After the albumen process was publicized by French photographer Louis Désiré Blanquart-Evrard in 1850, albumen prints became one of the most prevalent photographic processes of the 19th century and were used to print images by photographers from Gustave Le Gray to Roger Fenton and Félix Nadar.

Both media have produced works with a canonical and physical longevity that laughably contradicts the normally short shelf life of their base ingredient. But making art with eggs is not without its conservation risks.
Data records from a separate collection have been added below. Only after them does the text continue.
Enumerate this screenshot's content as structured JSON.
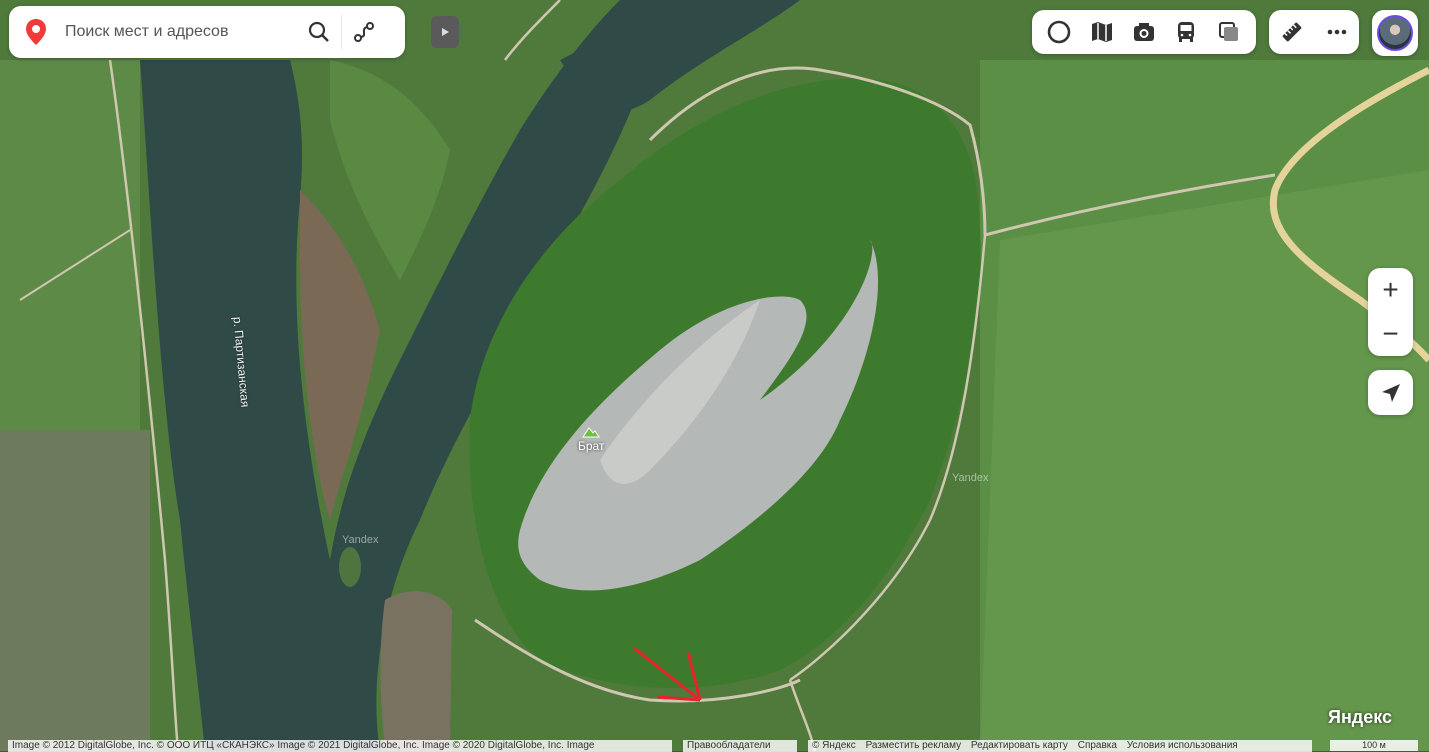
{
  "search": {
    "placeholder": "Поиск мест и адресов"
  },
  "icons": {
    "pin": "location-pin-icon",
    "search": "search-icon",
    "route": "route-icon",
    "collapse": "play-triangle-icon",
    "layers": [
      "panorama-circle-icon",
      "map-book-icon",
      "camera-icon",
      "bus-icon",
      "layers-square-icon"
    ],
    "tools": [
      "ruler-icon",
      "more-dots-icon"
    ],
    "zoom_in": "+",
    "zoom_out": "−",
    "locate": "navigation-arrow-icon"
  },
  "map": {
    "river_label": "р. Партизанская",
    "poi_name": "Брат",
    "watermark": "Yandex",
    "logo": "Яндекс"
  },
  "footer": {
    "imagery": "Image © 2012 DigitalGlobe, Inc. © ООО ИТЦ «СКАНЭКС» Image © 2021 DigitalGlobe, Inc. Image © 2020 DigitalGlobe, Inc. Image",
    "rights": "Правообладатели",
    "links": [
      "© Яндекс",
      "Разместить рекламу",
      "Редактировать карту",
      "Справка",
      "Условия использования"
    ],
    "scale": "100 м"
  },
  "colors": {
    "pin": "#f33a3a",
    "arrow": "#e8232a",
    "road": "#e4d39a"
  }
}
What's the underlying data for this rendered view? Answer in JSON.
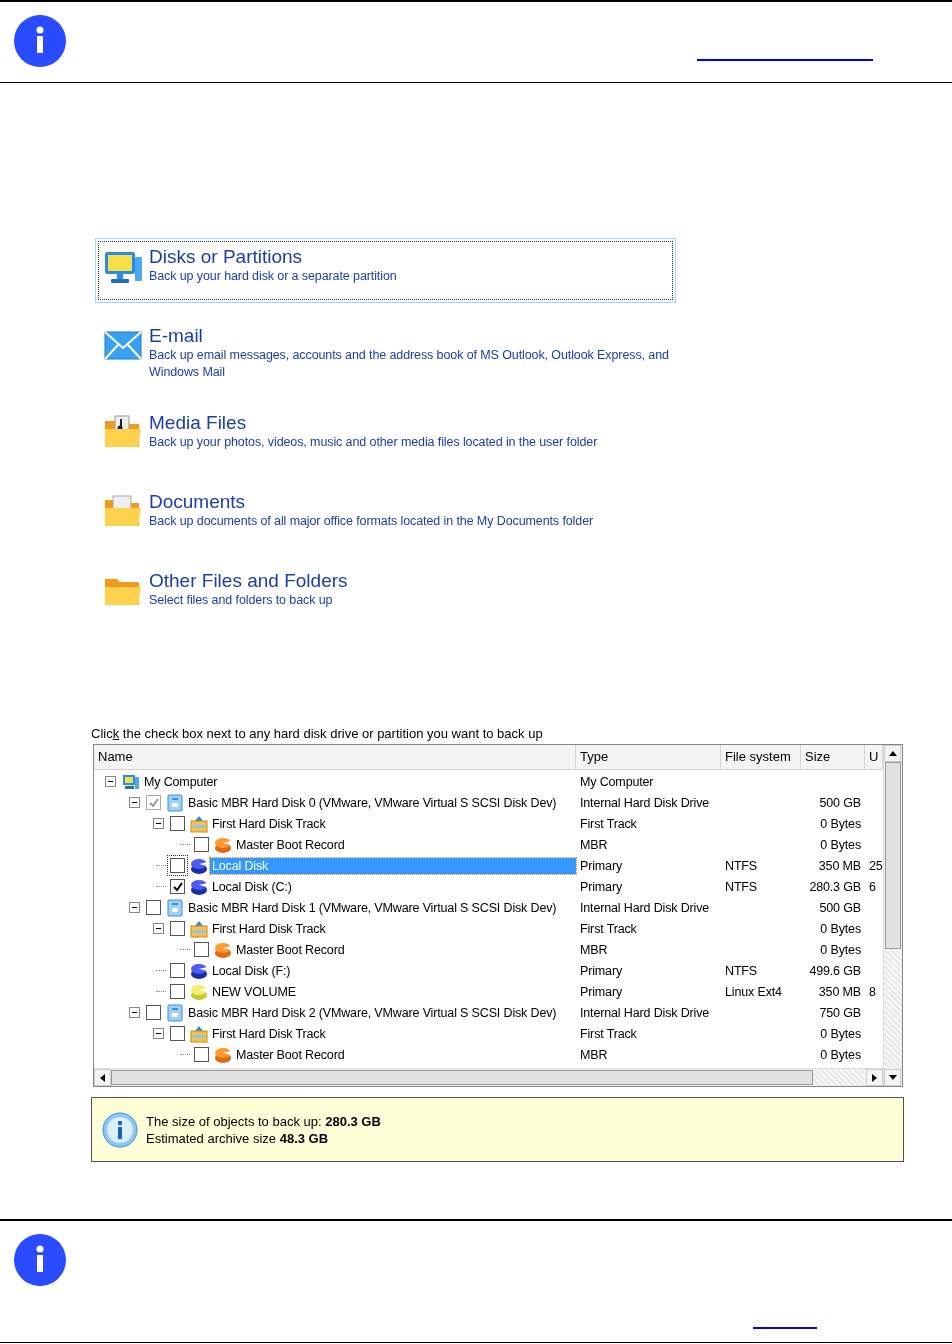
{
  "top_note": {
    "kind": "info",
    "link": true
  },
  "backup_options": [
    {
      "kind": "disks",
      "title": "Disks or Partitions",
      "description": "Back up your hard disk or a separate partition",
      "selected": true
    },
    {
      "kind": "email",
      "title": "E-mail",
      "description": "Back up email messages, accounts and the address book of MS Outlook, Outlook Express, and Windows Mail",
      "selected": false
    },
    {
      "kind": "media",
      "title": "Media Files",
      "description": "Back up your photos, videos, music and other media files located in the user folder",
      "selected": false
    },
    {
      "kind": "documents",
      "title": "Documents",
      "description": "Back up documents of all major office formats located in the My Documents folder",
      "selected": false
    },
    {
      "kind": "folders",
      "title": "Other Files and Folders",
      "description": "Select files and folders to back up",
      "selected": false
    }
  ],
  "tree_label": {
    "text": "Click the check box next to any hard disk drive or partition you want to back up"
  },
  "tree": {
    "columns": [
      "Name",
      "Type",
      "File system",
      "Size",
      "U"
    ],
    "rows": [
      {
        "kind": "computer",
        "name": "My Computer",
        "type": "My Computer",
        "expanded": true,
        "selected": false,
        "children": [
          {
            "kind": "disk",
            "name": "Basic MBR Hard Disk 0 (VMware, VMware Virtual S SCSI Disk Dev)",
            "type": "Internal Hard Disk Drive",
            "size": "500 GB",
            "checked": true,
            "disabled": true,
            "expanded": true,
            "selected": false,
            "children": [
              {
                "kind": "track",
                "name": "First Hard Disk Track",
                "type": "First Track",
                "size": "0 Bytes",
                "checked": false,
                "disabled": false,
                "expanded": true,
                "selected": false,
                "children": [
                  {
                    "kind": "mbr",
                    "name": "Master Boot Record",
                    "type": "MBR",
                    "size": "0 Bytes",
                    "checked": false,
                    "disabled": false,
                    "selected": false
                  }
                ]
              },
              {
                "kind": "partition",
                "name": "Local Disk",
                "type": "Primary",
                "file_system": "NTFS",
                "size": "350 MB",
                "used": "25",
                "checked": false,
                "disabled": false,
                "selected": true
              },
              {
                "kind": "partition",
                "name": "Local Disk (C:)",
                "type": "Primary",
                "file_system": "NTFS",
                "size": "280.3 GB",
                "used": "6",
                "checked": true,
                "disabled": false,
                "selected": false
              }
            ]
          },
          {
            "kind": "disk",
            "name": "Basic MBR Hard Disk 1 (VMware, VMware Virtual S SCSI Disk Dev)",
            "type": "Internal Hard Disk Drive",
            "size": "500 GB",
            "checked": false,
            "disabled": false,
            "expanded": true,
            "selected": false,
            "children": [
              {
                "kind": "track",
                "name": "First Hard Disk Track",
                "type": "First Track",
                "size": "0 Bytes",
                "checked": false,
                "disabled": false,
                "expanded": true,
                "selected": false,
                "children": [
                  {
                    "kind": "mbr",
                    "name": "Master Boot Record",
                    "type": "MBR",
                    "size": "0 Bytes",
                    "checked": false,
                    "disabled": false,
                    "selected": false
                  }
                ]
              },
              {
                "kind": "partition",
                "name": "Local Disk (F:)",
                "type": "Primary",
                "file_system": "NTFS",
                "size": "499.6 GB",
                "checked": false,
                "disabled": false,
                "selected": false
              },
              {
                "kind": "volume",
                "name": "NEW VOLUME",
                "type": "Primary",
                "file_system": "Linux Ext4",
                "size": "350 MB",
                "used": "8",
                "checked": false,
                "disabled": false,
                "selected": false
              }
            ]
          },
          {
            "kind": "disk",
            "name": "Basic MBR Hard Disk 2 (VMware, VMware Virtual S SCSI Disk Dev)",
            "type": "Internal Hard Disk Drive",
            "size": "750 GB",
            "checked": false,
            "disabled": false,
            "expanded": true,
            "selected": false,
            "children": [
              {
                "kind": "track",
                "name": "First Hard Disk Track",
                "type": "First Track",
                "size": "0 Bytes",
                "checked": false,
                "disabled": false,
                "expanded": true,
                "selected": false,
                "children": [
                  {
                    "kind": "mbr",
                    "name": "Master Boot Record",
                    "type": "MBR",
                    "size": "0 Bytes",
                    "checked": false,
                    "disabled": false,
                    "selected": false
                  }
                ]
              }
            ]
          }
        ]
      }
    ]
  },
  "summary": {
    "lines": [
      "The size of objects to back up: **280.3 GB**",
      "Estimated archive size **48.3 GB**"
    ]
  },
  "bottom_note": {
    "kind": "info",
    "link": true
  }
}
In many ways, it has proven to be a recipe for fragility.

Egg tempera paintings, for example, are much more vulnerable to the elements than their oil-painted counterparts, because their thin layers create a minimal protective film. “Embedded dirt, grime, and soot that’s generated by the atmosphere tends to bond to the surface because the paint film doesn’t have as much integrity [as oil paint],” explains Modestini. “In oil paint, the pigment particles kind of settle to the bottom and it forms an enamel on the surface which, as the linseed oil dries, becomes a much tougher film. In egg tempera, it doesn’t have this protective enamel of the medium, and the pigments are more exposed.”

This makes it particularly challenging to conserve egg tempera paintings, as well. Conservators must use an especially light touch, since the works are not as resistant to cleaning as oil paintings. “Egg tempera is rather vulnerable,” Modestini warns, “and one has to be much more careful not to damage the paint film.”

Albumen photographs, meanwhile, are similarly susceptible to degradation because the egg white paper coating is more permeable than processes that came into vogue later, such as gelatin. Though the process was immediately popular because it offered sharper images with greater tonality than its predecessor (the salted paper print), albumen proteins are sensitive to changes in temperature and humidity.

“They knew there were issues [with albumen prints] from the start,” Kaplan says. The prints tended to yellow more easily in the white highlight areas, and networks of fine cracks would develop within only a few years. Manufacturers tried to address these problems early on, adding citric acid to the coating as a preservative. But eventually the albumen process was abandoned in favor of the silver gelatin print, which could produce glossier images and was more durable.

They were also, Kaplan surmises, cheaper to manufacture. “You didn’t have to keep a supply of chickens on your farm to produce silver gelatin photos,” Kaplan says.

Despite its unique conservation challenges, many artworks that include egg have endured. And there are still contemporary artists choosing to work in these two media, despite the difficulty of using a highly perishable and sometimes difficult material (egg tempera was nicknamed “la pittura al putrido” in Italian because of the stench of days-old yolks).

The celebrated mid-20th-century realist painter Andrew Wyeth worked mostly in egg tempera, for example. And Koo Schadler, an artist who has painted exclusively in egg tempera for the past 25 years and is a board member of the Society of Tempera Painters, has followed Wyeth’s lead into the present day. “Egg tempera is an ideal fit for me,” she says. “Simple, elemental ingredients; requisite, sometimes demanding craftsmanship; a thin, incorporeal-like paint; methodical planning of an image; gradual, meditative accumulation of layers…all things that suit my nature and lifestyle.”

Morgan Post, a photographer and professor of photography at Long Island University who is currently working on a series of formal albumen portraits of sideshow and circus performers, is aware of the process’s conservation issues, but has incorporated them into the work. “The yellowing kind of just happens, you know,” Post says. “There’s techniques you can use to skirt that a little, but I like the yellow, honestly. It kind of fits with the aesthetic of the work I’m doing—it ages it.”

Many new media have been invented during the bimillennial art history of using eggs in art, but the potential-rich ovoids still have a creative future among those willing to get their hands sticky. There are, evidently, good reasons why egg tempera and albumen prints made their mark in the first place.  

Karen Chernick